_ASSIGNMENT_
Within the listing, how many lines include "data"? Please answer with a bare number.

_GIVEN ENTRIES_
----

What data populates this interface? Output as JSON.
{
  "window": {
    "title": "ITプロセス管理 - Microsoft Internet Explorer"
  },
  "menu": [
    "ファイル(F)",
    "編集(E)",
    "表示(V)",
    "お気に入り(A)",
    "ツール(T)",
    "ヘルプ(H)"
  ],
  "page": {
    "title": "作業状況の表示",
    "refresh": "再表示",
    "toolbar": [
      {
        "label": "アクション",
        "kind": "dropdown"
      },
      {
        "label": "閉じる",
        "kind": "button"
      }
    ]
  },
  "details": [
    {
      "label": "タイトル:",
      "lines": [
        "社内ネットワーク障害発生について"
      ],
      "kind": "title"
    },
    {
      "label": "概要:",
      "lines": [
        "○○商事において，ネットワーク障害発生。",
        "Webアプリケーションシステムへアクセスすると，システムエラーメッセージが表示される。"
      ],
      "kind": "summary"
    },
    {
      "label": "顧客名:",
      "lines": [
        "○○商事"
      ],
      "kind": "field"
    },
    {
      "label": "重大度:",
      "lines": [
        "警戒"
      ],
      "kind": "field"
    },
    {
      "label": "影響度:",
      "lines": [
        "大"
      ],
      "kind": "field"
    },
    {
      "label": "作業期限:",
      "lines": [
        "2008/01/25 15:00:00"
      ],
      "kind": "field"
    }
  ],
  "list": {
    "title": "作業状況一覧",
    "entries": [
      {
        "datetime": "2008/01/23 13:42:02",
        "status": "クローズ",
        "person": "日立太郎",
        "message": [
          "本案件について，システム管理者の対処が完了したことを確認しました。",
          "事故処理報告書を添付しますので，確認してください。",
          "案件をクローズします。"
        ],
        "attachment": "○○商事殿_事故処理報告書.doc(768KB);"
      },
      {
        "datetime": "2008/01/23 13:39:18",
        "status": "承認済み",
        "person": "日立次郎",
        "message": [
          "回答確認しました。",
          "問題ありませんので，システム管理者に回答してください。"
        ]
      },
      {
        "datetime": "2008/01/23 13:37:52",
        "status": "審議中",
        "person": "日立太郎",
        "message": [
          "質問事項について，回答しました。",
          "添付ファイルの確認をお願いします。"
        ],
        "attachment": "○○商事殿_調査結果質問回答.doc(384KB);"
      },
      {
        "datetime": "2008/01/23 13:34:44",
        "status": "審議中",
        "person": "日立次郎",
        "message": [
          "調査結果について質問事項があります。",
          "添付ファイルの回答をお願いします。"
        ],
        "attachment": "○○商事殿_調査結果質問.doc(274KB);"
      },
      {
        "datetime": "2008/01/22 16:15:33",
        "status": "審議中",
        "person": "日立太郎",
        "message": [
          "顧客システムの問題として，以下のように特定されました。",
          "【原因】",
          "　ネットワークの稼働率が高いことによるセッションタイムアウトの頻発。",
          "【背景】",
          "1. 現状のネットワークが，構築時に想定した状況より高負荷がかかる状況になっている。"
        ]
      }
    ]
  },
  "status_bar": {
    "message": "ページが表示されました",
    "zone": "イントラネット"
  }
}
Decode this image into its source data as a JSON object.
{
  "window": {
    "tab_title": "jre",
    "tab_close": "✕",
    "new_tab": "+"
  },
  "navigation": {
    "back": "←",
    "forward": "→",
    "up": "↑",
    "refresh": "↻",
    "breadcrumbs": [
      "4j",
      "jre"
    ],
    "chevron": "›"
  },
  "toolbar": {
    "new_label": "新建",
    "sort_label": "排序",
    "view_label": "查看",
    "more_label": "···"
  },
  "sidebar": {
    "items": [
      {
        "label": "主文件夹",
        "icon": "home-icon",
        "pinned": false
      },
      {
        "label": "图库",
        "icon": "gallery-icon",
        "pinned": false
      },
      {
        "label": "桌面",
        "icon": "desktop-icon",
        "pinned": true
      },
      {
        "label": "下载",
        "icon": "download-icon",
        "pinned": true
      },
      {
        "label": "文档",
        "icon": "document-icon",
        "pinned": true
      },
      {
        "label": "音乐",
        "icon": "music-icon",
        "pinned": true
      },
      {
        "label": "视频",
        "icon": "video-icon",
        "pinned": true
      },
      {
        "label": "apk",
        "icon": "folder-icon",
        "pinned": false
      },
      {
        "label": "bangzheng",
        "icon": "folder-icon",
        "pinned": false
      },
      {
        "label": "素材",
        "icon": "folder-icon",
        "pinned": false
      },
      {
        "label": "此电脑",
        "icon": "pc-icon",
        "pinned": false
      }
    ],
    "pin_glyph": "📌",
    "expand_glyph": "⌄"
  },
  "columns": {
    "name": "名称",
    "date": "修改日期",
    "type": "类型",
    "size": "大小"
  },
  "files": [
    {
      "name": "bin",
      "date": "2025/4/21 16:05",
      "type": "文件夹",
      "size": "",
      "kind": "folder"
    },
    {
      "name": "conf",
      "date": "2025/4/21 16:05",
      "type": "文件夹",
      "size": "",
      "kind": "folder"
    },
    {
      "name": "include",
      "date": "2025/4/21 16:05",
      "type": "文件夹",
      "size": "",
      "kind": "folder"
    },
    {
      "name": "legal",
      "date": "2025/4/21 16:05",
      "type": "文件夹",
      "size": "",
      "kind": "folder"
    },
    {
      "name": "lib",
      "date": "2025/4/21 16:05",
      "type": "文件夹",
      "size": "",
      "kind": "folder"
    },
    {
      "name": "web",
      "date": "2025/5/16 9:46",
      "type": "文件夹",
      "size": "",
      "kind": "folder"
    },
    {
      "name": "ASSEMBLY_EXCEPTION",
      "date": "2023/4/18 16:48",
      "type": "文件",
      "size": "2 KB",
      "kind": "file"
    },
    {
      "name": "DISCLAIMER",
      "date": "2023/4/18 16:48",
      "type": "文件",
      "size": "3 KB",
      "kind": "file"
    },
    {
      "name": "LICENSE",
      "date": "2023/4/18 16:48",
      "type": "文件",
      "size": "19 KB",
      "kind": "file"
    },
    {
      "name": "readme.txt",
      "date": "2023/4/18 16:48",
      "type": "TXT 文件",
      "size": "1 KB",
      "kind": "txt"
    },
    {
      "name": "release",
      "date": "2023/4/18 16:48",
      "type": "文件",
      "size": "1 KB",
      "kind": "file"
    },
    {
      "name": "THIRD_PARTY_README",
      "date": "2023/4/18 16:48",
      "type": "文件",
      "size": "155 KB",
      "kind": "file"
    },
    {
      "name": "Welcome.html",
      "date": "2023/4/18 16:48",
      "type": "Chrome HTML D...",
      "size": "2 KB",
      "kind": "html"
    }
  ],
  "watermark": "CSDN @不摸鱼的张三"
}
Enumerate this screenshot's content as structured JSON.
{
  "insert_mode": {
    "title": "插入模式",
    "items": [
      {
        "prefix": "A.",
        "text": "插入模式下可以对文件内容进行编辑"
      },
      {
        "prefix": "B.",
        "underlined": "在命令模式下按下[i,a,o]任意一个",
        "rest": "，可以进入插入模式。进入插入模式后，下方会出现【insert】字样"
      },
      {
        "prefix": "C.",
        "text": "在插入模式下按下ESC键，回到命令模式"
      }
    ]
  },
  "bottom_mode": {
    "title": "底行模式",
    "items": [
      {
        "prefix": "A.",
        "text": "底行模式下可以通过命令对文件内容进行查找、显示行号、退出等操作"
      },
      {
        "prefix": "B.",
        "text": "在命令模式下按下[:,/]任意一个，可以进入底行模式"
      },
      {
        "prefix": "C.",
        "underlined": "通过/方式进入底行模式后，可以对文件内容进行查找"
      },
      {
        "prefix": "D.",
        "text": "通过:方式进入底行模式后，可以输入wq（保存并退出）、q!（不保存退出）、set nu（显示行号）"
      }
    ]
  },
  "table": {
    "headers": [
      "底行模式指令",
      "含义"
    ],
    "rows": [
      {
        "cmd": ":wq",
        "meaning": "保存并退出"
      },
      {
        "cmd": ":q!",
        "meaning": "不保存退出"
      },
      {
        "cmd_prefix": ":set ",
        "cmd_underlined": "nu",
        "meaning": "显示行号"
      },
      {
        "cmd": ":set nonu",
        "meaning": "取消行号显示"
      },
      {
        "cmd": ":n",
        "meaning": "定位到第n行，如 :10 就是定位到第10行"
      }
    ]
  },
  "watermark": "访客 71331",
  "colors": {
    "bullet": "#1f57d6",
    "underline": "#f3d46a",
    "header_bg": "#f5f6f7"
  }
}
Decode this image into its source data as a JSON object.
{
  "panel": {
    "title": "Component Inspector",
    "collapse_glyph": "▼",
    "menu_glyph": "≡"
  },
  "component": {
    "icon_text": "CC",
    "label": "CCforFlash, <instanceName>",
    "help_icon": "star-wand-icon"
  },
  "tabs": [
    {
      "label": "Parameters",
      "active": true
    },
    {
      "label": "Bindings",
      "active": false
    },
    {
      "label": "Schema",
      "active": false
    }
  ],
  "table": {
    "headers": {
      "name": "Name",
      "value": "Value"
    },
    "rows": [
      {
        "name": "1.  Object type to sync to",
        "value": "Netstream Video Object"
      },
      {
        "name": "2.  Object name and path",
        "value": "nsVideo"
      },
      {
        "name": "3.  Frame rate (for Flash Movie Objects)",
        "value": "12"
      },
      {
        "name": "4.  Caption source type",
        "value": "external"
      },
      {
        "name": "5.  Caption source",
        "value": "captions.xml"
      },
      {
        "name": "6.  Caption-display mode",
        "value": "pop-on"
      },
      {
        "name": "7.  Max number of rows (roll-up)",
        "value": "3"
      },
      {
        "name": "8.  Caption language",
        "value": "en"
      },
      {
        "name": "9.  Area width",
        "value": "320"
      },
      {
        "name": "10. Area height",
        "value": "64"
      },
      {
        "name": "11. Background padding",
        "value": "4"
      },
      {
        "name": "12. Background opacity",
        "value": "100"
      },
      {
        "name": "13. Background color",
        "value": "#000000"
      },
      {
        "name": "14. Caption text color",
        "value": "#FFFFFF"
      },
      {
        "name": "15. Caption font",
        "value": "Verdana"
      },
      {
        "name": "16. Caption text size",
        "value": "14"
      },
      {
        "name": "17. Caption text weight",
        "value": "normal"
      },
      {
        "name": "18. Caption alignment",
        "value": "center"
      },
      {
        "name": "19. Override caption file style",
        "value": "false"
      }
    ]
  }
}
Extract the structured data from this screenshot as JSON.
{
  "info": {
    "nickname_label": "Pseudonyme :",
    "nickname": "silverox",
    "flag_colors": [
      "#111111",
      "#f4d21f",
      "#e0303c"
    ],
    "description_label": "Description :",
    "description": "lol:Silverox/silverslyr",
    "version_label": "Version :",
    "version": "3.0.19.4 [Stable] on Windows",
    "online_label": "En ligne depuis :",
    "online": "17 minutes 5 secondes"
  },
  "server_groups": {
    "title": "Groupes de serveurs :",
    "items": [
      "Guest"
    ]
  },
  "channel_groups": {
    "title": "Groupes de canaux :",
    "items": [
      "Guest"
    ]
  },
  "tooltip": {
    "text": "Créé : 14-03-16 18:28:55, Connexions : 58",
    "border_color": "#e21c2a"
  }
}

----

_WRITTEN ANSWER_
4